PROVIDED MATERIAL »
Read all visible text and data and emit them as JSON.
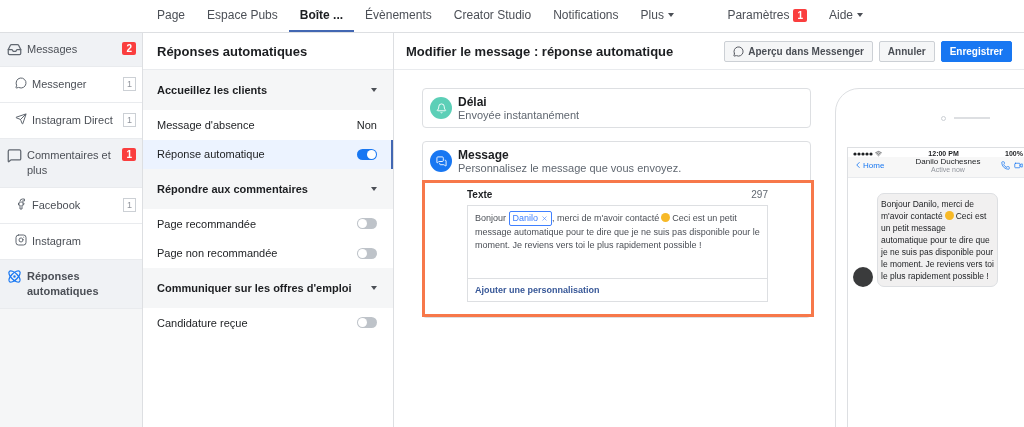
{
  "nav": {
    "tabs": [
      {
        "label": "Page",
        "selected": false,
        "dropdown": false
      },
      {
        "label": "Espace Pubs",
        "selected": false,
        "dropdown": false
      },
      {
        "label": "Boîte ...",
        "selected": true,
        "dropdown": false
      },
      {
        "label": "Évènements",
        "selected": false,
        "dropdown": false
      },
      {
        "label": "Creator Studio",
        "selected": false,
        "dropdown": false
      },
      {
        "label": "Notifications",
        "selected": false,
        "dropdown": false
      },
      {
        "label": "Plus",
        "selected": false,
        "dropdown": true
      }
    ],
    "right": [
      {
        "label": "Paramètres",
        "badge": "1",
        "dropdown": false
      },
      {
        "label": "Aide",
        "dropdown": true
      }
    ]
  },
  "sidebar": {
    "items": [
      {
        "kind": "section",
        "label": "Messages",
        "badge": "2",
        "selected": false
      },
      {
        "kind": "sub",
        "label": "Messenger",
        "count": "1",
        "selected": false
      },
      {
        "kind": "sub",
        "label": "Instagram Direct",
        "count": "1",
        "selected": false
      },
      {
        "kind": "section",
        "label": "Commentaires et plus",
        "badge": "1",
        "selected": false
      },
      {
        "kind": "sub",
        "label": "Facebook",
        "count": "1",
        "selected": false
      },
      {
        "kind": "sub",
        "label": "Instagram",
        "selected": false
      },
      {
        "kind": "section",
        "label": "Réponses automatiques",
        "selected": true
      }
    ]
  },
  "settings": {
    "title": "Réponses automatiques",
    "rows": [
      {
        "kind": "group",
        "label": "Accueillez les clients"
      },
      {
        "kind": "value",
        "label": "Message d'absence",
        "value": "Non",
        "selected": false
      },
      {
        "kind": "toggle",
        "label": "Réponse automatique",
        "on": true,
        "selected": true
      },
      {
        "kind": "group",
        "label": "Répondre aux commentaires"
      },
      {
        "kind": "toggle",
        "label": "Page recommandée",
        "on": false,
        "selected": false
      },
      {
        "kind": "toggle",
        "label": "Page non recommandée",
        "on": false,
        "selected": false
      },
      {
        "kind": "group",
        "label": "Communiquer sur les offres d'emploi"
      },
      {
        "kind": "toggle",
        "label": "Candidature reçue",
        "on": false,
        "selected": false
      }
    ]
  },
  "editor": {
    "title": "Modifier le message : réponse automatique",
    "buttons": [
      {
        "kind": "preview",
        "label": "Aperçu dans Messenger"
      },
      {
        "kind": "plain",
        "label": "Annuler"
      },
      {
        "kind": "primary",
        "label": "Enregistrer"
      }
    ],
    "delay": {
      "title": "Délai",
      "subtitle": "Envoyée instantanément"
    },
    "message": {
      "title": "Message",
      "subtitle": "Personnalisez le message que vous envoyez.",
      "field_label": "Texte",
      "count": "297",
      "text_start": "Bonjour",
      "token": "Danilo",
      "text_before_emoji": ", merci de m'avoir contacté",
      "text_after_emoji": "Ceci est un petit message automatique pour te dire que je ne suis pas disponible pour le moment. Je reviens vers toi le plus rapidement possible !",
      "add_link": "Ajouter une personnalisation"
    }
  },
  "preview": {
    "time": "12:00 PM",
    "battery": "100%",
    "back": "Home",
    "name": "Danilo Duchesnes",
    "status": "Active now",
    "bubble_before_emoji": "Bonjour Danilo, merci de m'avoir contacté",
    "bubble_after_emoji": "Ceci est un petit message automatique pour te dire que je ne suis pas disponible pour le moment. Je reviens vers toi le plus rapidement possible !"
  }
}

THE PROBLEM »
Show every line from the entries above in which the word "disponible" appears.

FINISHED EXERCISE »
      "text_after_emoji": "Ceci est un petit message automatique pour te dire que je ne suis pas disponible pour le moment. Je reviens vers toi le plus rapidement possible !",
    "bubble_after_emoji": "Ceci est un petit message automatique pour te dire que je ne suis pas disponible pour le moment. Je reviens vers toi le plus rapidement possible !"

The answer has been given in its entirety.